Task instructions |
Print each record exactly, with no word added or removed.

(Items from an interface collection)
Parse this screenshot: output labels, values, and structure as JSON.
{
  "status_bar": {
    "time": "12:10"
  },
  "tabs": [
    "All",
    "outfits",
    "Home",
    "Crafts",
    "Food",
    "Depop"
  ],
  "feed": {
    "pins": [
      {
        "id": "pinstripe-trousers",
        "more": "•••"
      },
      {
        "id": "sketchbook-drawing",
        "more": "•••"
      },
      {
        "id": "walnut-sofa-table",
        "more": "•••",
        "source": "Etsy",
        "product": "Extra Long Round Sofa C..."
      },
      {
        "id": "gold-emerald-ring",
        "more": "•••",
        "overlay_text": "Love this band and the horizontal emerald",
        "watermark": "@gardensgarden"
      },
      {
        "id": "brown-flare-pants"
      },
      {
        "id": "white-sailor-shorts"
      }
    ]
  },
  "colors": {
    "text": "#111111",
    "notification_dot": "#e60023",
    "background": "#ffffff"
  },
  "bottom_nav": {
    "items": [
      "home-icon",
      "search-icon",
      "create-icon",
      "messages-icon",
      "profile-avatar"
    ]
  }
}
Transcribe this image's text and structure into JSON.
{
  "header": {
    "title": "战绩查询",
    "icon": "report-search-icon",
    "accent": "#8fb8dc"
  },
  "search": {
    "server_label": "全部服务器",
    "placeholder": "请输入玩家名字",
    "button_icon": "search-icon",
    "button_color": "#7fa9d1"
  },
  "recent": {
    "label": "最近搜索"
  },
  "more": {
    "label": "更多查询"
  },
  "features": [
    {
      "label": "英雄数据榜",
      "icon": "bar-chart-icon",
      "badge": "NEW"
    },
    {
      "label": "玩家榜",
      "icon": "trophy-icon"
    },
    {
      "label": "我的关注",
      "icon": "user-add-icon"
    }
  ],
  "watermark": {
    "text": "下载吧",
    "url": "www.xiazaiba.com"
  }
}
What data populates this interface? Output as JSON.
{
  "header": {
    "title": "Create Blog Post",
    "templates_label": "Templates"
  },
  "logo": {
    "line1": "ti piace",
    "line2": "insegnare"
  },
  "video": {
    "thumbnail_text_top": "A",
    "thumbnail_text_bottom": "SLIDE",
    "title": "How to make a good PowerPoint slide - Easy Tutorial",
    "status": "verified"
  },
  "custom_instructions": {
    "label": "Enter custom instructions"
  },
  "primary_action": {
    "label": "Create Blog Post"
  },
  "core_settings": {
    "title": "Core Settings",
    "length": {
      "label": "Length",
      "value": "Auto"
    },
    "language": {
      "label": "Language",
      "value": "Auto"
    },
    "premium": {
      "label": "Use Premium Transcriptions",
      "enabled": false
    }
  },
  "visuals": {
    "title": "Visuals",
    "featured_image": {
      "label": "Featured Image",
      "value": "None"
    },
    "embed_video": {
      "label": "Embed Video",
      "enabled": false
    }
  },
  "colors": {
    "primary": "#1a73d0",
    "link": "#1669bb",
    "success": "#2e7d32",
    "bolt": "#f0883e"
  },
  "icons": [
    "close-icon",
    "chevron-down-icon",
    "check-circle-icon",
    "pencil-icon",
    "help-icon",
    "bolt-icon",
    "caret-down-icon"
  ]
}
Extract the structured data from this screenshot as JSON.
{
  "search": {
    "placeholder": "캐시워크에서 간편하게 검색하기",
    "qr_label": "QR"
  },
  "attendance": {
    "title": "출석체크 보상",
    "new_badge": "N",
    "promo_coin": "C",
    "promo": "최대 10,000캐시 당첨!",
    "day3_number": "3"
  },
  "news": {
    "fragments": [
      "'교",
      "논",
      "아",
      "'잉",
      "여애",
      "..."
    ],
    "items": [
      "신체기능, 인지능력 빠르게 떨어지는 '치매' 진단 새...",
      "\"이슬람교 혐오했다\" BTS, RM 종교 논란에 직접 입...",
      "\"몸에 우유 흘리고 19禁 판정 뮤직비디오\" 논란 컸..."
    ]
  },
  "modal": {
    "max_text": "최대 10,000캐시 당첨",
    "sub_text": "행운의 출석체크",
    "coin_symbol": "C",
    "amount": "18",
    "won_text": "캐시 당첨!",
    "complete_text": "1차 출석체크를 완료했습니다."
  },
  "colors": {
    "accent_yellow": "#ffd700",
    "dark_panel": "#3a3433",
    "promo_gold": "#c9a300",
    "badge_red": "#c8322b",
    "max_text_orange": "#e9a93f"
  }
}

Problem solution |
Parse this screenshot: output labels, values, and structure as JSON.
{
  "status_bar": {
    "time": "12:10"
  },
  "tabs": [
    "All",
    "outfits",
    "Home",
    "Crafts",
    "Food",
    "Depop"
  ],
  "feed": {
    "pins": [
      {
        "id": "pinstripe-trousers",
        "more": "•••"
      },
      {
        "id": "sketchbook-drawing",
        "more": "•••"
      },
      {
        "id": "walnut-sofa-table",
        "more": "•••",
        "source": "Etsy",
        "product": "Extra Long Round Sofa C..."
      },
      {
        "id": "gold-emerald-ring",
        "more": "•••",
        "overlay_text": "Love this band and the horizontal emerald",
        "watermark": "@gardensgarden"
      },
      {
        "id": "brown-flare-pants"
      },
      {
        "id": "white-sailor-shorts"
      }
    ]
  },
  "colors": {
    "text": "#111111",
    "notification_dot": "#e60023",
    "background": "#ffffff"
  },
  "bottom_nav": {
    "items": [
      "home-icon",
      "search-icon",
      "create-icon",
      "messages-icon",
      "profile-avatar"
    ]
  }
}
Transcribe this image's text and structure into JSON.
{
  "header": {
    "title": "战绩查询",
    "icon": "report-search-icon",
    "accent": "#8fb8dc"
  },
  "search": {
    "server_label": "全部服务器",
    "placeholder": "请输入玩家名字",
    "button_icon": "search-icon",
    "button_color": "#7fa9d1"
  },
  "recent": {
    "label": "最近搜索"
  },
  "more": {
    "label": "更多查询"
  },
  "features": [
    {
      "label": "英雄数据榜",
      "icon": "bar-chart-icon",
      "badge": "NEW"
    },
    {
      "label": "玩家榜",
      "icon": "trophy-icon"
    },
    {
      "label": "我的关注",
      "icon": "user-add-icon"
    }
  ],
  "watermark": {
    "text": "下载吧",
    "url": "www.xiazaiba.com"
  }
}
What data populates this interface? Output as JSON.
{
  "header": {
    "title": "Create Blog Post",
    "templates_label": "Templates"
  },
  "logo": {
    "line1": "ti piace",
    "line2": "insegnare"
  },
  "video": {
    "thumbnail_text_top": "A",
    "thumbnail_text_bottom": "SLIDE",
    "title": "How to make a good PowerPoint slide - Easy Tutorial",
    "status": "verified"
  },
  "custom_instructions": {
    "label": "Enter custom instructions"
  },
  "primary_action": {
    "label": "Create Blog Post"
  },
  "core_settings": {
    "title": "Core Settings",
    "length": {
      "label": "Length",
      "value": "Auto"
    },
    "language": {
      "label": "Language",
      "value": "Auto"
    },
    "premium": {
      "label": "Use Premium Transcriptions",
      "enabled": false
    }
  },
  "visuals": {
    "title": "Visuals",
    "featured_image": {
      "label": "Featured Image",
      "value": "None"
    },
    "embed_video": {
      "label": "Embed Video",
      "enabled": false
    }
  },
  "colors": {
    "primary": "#1a73d0",
    "link": "#1669bb",
    "success": "#2e7d32",
    "bolt": "#f0883e"
  },
  "icons": [
    "close-icon",
    "chevron-down-icon",
    "check-circle-icon",
    "pencil-icon",
    "help-icon",
    "bolt-icon",
    "caret-down-icon"
  ]
}
Extract the structured data from this screenshot as JSON.
{
  "search": {
    "placeholder": "캐시워크에서 간편하게 검색하기",
    "qr_label": "QR"
  },
  "attendance": {
    "title": "출석체크 보상",
    "new_badge": "N",
    "promo_coin": "C",
    "promo": "최대 10,000캐시 당첨!",
    "day3_number": "3"
  },
  "news": {
    "fragments": [
      "'교",
      "논",
      "아",
      "'잉",
      "여애",
      "..."
    ],
    "items": [
      "신체기능, 인지능력 빠르게 떨어지는 '치매' 진단 새...",
      "\"이슬람교 혐오했다\" BTS, RM 종교 논란에 직접 입...",
      "\"몸에 우유 흘리고 19禁 판정 뮤직비디오\" 논란 컸..."
    ]
  },
  "modal": {
    "max_text": "최대 10,000캐시 당첨",
    "sub_text": "행운의 출석체크",
    "coin_symbol": "C",
    "amount": "18",
    "won_text": "캐시 당첨!",
    "complete_text": "1차 출석체크를 완료했습니다."
  },
  "colors": {
    "accent_yellow": "#ffd700",
    "dark_panel": "#3a3433",
    "promo_gold": "#c9a300",
    "badge_red": "#c8322b",
    "max_text_orange": "#e9a93f"
  }
}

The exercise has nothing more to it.